Content starts

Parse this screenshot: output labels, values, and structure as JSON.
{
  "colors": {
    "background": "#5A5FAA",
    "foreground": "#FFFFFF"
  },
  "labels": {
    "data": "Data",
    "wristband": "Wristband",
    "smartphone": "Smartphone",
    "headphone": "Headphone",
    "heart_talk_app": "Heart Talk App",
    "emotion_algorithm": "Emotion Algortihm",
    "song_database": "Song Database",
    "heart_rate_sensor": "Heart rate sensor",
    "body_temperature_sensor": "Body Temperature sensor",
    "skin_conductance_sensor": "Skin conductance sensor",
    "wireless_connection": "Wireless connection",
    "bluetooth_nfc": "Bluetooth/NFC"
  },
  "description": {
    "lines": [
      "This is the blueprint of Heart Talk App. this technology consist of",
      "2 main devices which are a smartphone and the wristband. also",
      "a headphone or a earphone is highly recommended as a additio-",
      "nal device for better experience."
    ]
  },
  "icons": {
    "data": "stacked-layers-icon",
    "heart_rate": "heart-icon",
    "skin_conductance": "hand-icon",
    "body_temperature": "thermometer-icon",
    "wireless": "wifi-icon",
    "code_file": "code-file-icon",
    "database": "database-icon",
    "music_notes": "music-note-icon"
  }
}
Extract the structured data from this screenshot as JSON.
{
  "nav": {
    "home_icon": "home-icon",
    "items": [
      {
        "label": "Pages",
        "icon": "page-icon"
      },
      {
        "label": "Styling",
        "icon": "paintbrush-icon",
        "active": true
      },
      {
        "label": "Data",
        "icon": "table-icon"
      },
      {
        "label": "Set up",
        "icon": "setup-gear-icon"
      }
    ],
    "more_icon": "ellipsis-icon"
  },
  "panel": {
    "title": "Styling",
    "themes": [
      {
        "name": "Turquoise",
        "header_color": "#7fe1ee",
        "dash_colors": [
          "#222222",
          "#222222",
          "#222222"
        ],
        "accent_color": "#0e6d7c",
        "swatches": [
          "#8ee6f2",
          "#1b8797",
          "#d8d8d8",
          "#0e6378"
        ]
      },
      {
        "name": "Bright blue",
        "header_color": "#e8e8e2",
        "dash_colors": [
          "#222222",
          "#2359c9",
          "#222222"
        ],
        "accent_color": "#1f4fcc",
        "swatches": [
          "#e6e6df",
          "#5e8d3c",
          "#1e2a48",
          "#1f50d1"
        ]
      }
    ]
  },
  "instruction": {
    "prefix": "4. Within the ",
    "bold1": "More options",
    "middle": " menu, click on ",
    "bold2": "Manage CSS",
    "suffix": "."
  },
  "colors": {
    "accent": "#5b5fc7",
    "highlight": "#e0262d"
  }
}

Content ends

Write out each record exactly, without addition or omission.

### TASK OUTPUT:
Parse this screenshot: output labels, values, and structure as JSON.
{
  "colors": {
    "background": "#5A5FAA",
    "foreground": "#FFFFFF"
  },
  "labels": {
    "data": "Data",
    "wristband": "Wristband",
    "smartphone": "Smartphone",
    "headphone": "Headphone",
    "heart_talk_app": "Heart Talk App",
    "emotion_algorithm": "Emotion Algortihm",
    "song_database": "Song Database",
    "heart_rate_sensor": "Heart rate sensor",
    "body_temperature_sensor": "Body Temperature sensor",
    "skin_conductance_sensor": "Skin conductance sensor",
    "wireless_connection": "Wireless connection",
    "bluetooth_nfc": "Bluetooth/NFC"
  },
  "description": {
    "lines": [
      "This is the blueprint of Heart Talk App. this technology consist of",
      "2 main devices which are a smartphone and the wristband. also",
      "a headphone or a earphone is highly recommended as a additio-",
      "nal device for better experience."
    ]
  },
  "icons": {
    "data": "stacked-layers-icon",
    "heart_rate": "heart-icon",
    "skin_conductance": "hand-icon",
    "body_temperature": "thermometer-icon",
    "wireless": "wifi-icon",
    "code_file": "code-file-icon",
    "database": "database-icon",
    "music_notes": "music-note-icon"
  }
}
Extract the structured data from this screenshot as JSON.
{
  "nav": {
    "home_icon": "home-icon",
    "items": [
      {
        "label": "Pages",
        "icon": "page-icon"
      },
      {
        "label": "Styling",
        "icon": "paintbrush-icon",
        "active": true
      },
      {
        "label": "Data",
        "icon": "table-icon"
      },
      {
        "label": "Set up",
        "icon": "setup-gear-icon"
      }
    ],
    "more_icon": "ellipsis-icon"
  },
  "panel": {
    "title": "Styling",
    "themes": [
      {
        "name": "Turquoise",
        "header_color": "#7fe1ee",
        "dash_colors": [
          "#222222",
          "#222222",
          "#222222"
        ],
        "accent_color": "#0e6d7c",
        "swatches": [
          "#8ee6f2",
          "#1b8797",
          "#d8d8d8",
          "#0e6378"
        ]
      },
      {
        "name": "Bright blue",
        "header_color": "#e8e8e2",
        "dash_colors": [
          "#222222",
          "#2359c9",
          "#222222"
        ],
        "accent_color": "#1f4fcc",
        "swatches": [
          "#e6e6df",
          "#5e8d3c",
          "#1e2a48",
          "#1f50d1"
        ]
      }
    ]
  },
  "instruction": {
    "prefix": "4. Within the ",
    "bold1": "More options",
    "middle": " menu, click on ",
    "bold2": "Manage CSS",
    "suffix": "."
  },
  "colors": {
    "accent": "#5b5fc7",
    "highlight": "#e0262d"
  }
}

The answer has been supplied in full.